CHOOSING a hotel for a trip is generally seen as an apolitical decision. In contrast, restaurants and cafes have sometimes taken on an ideological tinge, with conservatives mocking liberals for their latte coffees, and liberals ribbing conservatives for their deep-fried everything and well-done steaks. But for most hotel users, location and good Wi-Fi matter more than the ideology of the owners. In some places that now appears to be changing: a trend turbocharged since the arrival of Donald Trump, an owner of an international hotel brand, in politics.Suddenly the new Trump International Hotel in Washington, DC—on the same street as the White House and Capitol building—became the most politically-charged building in the city, if not the country. Celebrity chefs scrapped their plans to open
Barring any unforeseen hiccups, Sona Group, a diversified conglomerate with interests in the beverage industry, biscuits, food and allied products among others said it has set a January 2018 date for the completion of a N3 billion ethanol plant it is constructing.

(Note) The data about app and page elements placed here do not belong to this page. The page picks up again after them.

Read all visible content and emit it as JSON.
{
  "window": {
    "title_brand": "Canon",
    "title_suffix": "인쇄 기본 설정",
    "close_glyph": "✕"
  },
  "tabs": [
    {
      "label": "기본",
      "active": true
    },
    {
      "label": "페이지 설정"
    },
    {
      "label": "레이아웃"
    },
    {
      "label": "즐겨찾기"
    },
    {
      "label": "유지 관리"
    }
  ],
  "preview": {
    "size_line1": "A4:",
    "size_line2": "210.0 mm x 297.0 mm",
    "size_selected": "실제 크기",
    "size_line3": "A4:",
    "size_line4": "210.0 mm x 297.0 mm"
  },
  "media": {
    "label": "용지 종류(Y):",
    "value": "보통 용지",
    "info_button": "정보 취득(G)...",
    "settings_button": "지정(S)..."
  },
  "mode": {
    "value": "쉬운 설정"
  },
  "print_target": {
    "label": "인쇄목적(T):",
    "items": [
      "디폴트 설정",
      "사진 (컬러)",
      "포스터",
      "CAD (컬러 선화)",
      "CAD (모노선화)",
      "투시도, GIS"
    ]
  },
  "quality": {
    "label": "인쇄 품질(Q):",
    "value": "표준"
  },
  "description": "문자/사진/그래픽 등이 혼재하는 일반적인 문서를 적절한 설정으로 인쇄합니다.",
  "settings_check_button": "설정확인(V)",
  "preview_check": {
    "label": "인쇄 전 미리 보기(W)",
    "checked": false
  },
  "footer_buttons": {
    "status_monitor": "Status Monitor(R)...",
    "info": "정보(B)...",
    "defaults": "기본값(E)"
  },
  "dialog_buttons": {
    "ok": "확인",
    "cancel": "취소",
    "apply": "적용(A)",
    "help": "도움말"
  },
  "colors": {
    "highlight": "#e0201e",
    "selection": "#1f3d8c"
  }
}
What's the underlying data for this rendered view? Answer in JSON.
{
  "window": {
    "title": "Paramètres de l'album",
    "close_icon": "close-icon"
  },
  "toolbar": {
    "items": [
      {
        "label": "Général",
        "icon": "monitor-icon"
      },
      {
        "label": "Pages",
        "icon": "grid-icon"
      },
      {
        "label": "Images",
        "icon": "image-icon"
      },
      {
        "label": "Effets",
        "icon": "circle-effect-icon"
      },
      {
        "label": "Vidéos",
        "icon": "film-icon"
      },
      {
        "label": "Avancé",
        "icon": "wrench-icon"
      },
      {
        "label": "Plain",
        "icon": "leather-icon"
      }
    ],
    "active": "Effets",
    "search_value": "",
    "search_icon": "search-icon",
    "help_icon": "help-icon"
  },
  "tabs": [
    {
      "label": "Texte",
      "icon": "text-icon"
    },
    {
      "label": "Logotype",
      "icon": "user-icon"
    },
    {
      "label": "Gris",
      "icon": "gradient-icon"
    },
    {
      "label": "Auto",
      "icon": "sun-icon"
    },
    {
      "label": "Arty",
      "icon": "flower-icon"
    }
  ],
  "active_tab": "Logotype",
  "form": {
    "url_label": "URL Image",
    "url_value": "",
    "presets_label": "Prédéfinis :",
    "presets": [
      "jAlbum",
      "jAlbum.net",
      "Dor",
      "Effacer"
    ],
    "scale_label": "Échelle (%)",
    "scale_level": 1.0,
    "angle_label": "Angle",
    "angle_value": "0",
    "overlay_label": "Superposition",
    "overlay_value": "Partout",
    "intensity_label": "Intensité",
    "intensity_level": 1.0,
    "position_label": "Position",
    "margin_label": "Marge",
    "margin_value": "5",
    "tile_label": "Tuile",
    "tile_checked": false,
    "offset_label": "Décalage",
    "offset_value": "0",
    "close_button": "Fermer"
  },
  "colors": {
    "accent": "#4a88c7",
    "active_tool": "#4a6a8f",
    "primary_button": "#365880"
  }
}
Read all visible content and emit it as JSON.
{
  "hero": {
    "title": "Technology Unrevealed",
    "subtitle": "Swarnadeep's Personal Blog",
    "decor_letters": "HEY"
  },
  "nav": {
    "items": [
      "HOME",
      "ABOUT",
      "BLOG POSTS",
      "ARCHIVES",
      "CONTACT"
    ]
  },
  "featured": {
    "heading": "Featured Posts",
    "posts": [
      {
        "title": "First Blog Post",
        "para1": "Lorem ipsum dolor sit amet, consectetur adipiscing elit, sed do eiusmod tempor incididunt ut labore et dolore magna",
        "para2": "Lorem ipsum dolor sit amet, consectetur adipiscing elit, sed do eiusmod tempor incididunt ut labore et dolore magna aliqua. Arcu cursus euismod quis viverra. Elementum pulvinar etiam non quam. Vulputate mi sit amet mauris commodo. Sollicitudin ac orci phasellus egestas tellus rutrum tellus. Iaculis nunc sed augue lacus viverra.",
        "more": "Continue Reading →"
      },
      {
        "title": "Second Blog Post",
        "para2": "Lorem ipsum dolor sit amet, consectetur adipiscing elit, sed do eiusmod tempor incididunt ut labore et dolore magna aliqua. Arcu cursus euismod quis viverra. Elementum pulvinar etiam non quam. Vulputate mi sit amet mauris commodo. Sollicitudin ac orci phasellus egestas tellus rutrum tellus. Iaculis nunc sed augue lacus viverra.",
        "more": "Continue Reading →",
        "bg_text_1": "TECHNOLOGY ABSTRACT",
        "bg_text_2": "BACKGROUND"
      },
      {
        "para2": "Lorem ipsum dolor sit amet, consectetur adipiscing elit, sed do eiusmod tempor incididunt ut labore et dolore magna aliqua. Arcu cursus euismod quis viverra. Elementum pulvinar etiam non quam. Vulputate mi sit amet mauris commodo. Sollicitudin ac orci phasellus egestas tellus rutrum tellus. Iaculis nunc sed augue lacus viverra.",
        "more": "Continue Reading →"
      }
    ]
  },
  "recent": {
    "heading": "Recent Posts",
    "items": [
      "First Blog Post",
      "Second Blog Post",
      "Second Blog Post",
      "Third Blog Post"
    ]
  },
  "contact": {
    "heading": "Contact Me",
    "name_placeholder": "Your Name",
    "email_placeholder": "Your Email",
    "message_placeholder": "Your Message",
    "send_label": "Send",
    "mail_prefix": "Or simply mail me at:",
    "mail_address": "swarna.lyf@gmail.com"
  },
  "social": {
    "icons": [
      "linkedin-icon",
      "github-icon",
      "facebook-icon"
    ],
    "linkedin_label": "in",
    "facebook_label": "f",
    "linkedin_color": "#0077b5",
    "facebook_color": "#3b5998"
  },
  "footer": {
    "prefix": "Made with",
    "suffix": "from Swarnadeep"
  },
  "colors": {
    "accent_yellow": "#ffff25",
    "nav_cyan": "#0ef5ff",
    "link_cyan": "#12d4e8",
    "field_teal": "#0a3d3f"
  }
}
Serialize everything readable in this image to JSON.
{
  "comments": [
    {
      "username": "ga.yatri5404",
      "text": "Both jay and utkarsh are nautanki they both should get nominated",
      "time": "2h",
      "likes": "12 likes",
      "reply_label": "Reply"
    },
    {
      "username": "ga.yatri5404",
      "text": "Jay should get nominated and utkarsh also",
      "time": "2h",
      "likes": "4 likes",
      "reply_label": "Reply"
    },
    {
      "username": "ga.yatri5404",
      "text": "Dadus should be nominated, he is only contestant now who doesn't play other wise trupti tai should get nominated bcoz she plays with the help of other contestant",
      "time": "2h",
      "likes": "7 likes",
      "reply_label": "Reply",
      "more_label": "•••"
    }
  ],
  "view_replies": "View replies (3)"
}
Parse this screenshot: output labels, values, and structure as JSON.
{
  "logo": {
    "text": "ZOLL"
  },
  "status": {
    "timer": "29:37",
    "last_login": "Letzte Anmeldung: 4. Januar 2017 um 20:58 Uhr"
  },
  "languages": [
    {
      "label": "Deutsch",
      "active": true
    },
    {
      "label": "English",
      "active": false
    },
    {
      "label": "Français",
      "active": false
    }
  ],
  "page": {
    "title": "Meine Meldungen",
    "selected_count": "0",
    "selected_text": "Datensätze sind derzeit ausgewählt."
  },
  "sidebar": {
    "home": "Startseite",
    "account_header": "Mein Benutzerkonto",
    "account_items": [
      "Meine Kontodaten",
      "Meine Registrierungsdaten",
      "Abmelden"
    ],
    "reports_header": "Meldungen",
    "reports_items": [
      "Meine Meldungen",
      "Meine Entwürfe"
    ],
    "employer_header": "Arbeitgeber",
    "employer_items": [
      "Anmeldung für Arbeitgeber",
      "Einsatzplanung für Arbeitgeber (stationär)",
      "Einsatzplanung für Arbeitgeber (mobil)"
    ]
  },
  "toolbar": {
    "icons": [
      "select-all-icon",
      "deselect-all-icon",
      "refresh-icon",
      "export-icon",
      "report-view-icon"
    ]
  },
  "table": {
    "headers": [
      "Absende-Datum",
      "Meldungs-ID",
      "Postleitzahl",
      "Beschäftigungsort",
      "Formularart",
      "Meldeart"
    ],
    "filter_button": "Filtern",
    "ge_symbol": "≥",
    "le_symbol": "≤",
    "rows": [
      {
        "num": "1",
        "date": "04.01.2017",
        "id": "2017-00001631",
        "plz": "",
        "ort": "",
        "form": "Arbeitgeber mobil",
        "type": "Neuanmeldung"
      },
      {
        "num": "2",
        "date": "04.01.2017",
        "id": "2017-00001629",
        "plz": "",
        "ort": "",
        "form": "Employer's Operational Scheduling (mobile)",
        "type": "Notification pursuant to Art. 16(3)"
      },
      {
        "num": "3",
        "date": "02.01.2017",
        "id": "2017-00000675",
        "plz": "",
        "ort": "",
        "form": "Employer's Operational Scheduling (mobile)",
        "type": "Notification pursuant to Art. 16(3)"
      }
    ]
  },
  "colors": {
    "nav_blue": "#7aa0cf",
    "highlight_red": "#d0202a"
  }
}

The group hopes to meet local demand of ethanol with a daily production capacity of 120,000 litres, which translates to 43.8 million litres per year.
The plant which is located at the company’s facility in Sango-Ota, Ogun State is expected to meet the company’s needs with the remaining being sold to local multinationals such as beverage manufacturers, pharmaceutical companies and others. The firm noted that it has also received interest across the West African Coast including Ghana, Togo, Republic of Benin, Gabon, Senegal, Ivory
Beta Glass Plc, the glass bottle and metal crown maker announced on Wednesday the appointment of Seun Oni as an independent non-executive director of the firm.
According to a statement by the firm, Ms. Oni is a Senior Finance Executive, with over 25 years professional experience spanning Assurance & Business Advisory and leading Financial strategies and processes in
Ms. Oni started her career in 1991 with PricewaterhouseCoopers and took increasing roles within the firm, including leading multidisciplinary consulting engagements for large scale organizations across various industry segments.
She moved into operational management in 1999, joining the Coca-Cola Company as the Budget and Planning Manager for Coca-Cola Nigeria Limited and held varied roles of increa...
Heineken East Africa on Wednesday introduced Amstel beer into the Kenyan market.
Speaking at the event to unveil the brand in Nairobi, Heineken East Africa General Manager, Uche Unigwe said, “The introduction of Amstel was informed by the growing demand by Kenyans for a different brand of quality beer in the market.
“This provided a great opportunity for us to expand our portfolio of products thus we brought in Amstel to meet this demand”, he said.
The GM noted that Kenyan drinkers now have the option of socializing without sacrifice with a beer that instills the confidence of a premium brand choice without losing taste or image.
“We want consumers to question their relationship with their current domestic beer and we are confident they will ‘succumb to the aaah taste’ once they’ve experie